Those customers are hotels, restaurants, schools, private clubs, military-base restaurants, hospitals, airlines and specialty outlets. Various batch remnants are sold at its factory to a small number of walk-in customers.
Among its high-end clients is Nordstrom’s Gelato Bar at Ala Moana Center.
“Kenwei and his team have continued to produce the same high-quality gelato using the same recipes started by Maurice, along with the high-quality service that Nordstrom and its customers expect,” says Bill Wilson, national director of specialty-coffee operations for Nordstrom.

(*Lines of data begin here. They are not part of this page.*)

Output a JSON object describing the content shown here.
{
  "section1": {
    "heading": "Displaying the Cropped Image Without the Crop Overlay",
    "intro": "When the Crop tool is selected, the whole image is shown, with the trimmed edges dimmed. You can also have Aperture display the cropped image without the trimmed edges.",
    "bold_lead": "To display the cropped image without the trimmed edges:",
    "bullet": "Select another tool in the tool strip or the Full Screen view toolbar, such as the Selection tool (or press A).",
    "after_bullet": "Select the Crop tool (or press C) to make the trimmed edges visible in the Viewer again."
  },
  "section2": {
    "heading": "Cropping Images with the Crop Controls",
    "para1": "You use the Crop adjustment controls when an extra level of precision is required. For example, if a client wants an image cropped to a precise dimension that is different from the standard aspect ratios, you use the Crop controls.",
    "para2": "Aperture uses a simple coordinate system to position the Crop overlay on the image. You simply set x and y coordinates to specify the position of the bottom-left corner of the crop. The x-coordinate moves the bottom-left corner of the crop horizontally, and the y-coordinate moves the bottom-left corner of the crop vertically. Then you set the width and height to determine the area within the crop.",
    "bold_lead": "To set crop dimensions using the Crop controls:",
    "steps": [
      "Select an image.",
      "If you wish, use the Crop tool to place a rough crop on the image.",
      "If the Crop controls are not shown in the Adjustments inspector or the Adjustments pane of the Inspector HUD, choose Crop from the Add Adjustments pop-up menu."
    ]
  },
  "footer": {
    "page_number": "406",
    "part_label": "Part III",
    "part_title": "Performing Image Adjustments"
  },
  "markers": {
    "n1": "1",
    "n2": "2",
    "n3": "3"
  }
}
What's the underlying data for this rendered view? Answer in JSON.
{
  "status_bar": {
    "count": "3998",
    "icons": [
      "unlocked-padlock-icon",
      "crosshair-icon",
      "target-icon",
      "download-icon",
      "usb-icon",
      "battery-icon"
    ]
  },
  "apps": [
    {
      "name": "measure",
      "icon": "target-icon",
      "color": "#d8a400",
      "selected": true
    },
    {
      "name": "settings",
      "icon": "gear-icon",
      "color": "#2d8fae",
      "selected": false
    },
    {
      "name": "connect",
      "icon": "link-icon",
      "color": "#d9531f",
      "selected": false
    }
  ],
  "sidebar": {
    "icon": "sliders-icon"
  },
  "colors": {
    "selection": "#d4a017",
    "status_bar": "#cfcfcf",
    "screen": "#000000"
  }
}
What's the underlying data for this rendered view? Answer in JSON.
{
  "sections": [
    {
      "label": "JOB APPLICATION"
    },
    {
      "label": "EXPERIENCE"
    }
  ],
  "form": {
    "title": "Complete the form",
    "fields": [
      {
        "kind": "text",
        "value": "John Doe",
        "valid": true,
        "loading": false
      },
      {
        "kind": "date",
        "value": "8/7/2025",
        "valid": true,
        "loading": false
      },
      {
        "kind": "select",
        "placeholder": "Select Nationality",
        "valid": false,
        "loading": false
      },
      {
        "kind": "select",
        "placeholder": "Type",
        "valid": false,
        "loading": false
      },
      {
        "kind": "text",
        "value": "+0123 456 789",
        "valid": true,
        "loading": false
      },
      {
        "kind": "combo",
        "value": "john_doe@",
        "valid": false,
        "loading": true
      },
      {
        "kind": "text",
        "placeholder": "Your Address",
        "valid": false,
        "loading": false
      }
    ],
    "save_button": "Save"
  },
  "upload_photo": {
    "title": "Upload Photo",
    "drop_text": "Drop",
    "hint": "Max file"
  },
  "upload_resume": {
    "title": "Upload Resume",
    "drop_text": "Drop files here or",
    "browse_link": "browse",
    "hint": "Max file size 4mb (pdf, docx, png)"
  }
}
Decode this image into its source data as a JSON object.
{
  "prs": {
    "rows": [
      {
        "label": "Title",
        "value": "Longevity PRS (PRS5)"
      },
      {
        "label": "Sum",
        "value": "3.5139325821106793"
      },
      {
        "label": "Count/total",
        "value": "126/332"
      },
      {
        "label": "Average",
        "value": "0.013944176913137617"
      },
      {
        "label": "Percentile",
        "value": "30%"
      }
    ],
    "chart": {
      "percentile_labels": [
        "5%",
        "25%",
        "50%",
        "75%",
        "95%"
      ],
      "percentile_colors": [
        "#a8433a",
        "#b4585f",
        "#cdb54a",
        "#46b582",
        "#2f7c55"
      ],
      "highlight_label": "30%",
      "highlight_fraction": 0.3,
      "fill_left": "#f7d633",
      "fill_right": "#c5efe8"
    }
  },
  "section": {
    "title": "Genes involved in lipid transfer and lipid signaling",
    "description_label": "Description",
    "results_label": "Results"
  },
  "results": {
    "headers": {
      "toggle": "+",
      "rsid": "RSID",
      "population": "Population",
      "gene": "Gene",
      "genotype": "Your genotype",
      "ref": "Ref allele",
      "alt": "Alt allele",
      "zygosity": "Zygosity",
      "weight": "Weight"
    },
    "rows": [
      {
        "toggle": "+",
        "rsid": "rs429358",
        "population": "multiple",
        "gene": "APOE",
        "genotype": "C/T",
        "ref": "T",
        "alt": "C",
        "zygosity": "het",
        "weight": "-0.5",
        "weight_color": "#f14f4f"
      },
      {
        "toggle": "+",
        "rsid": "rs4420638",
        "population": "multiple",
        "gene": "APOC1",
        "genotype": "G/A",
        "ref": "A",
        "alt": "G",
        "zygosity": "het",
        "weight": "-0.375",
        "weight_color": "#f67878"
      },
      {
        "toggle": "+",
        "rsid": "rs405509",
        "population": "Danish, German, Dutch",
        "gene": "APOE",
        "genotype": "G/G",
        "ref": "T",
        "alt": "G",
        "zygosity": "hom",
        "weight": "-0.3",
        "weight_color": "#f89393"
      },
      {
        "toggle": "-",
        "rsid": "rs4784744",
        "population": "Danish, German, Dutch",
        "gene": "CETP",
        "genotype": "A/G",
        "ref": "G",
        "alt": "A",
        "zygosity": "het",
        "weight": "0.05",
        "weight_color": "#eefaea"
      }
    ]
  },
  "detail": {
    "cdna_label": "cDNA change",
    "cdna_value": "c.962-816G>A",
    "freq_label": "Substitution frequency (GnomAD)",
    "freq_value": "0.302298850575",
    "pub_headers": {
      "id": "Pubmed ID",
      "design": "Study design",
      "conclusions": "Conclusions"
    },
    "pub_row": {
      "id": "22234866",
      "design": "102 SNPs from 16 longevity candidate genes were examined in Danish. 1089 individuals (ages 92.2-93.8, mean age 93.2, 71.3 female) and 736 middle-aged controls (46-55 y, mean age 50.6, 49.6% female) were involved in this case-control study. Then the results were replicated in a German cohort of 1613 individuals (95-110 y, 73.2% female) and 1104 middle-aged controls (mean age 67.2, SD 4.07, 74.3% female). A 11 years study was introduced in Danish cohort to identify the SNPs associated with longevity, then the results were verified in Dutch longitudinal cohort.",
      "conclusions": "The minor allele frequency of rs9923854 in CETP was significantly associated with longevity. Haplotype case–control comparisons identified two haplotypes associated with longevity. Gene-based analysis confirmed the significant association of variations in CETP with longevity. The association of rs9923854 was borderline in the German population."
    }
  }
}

“Despite new competition in the mall, the Nordstrom Gelato Bar has not seen sales slip,” Wilson says. “I think this is a testament to the quality of La Gelateria gelato, as well as its reputation in the community. Our customers love it!”
Soon after La Gelateria’s new owners took over, Chong says, they were hit hard by the recession in 2008, yet, by the end of 2009, their sales had grown by double digits compared to when they had bought the company. Today, their sales are more than double those in 2007 and further growth is hampered only by the plant’s capacity – a problem Chong and his team are working to solve.
Chong is optimistic about the future.
“Sales from existing customers continue to grow yearly, there are many more prospective customers to serve and we are excited about some new product development and strategic initiatives currently in the works.”
Vanilla bean, Kona coffee, macadamia nut, green tea, pistachio and chocolate.
Mango, lilikoi, guava, coconut and lemon.
Gianduia (Italian hazelnut and chocolate), black sesame seed, caramel and Italian chocolate with sea salt flakes, and bacon and maple syrup.
Dragon fruit, hibiscus-Tahitian lime and Hawaii mango.
819 Cedar St.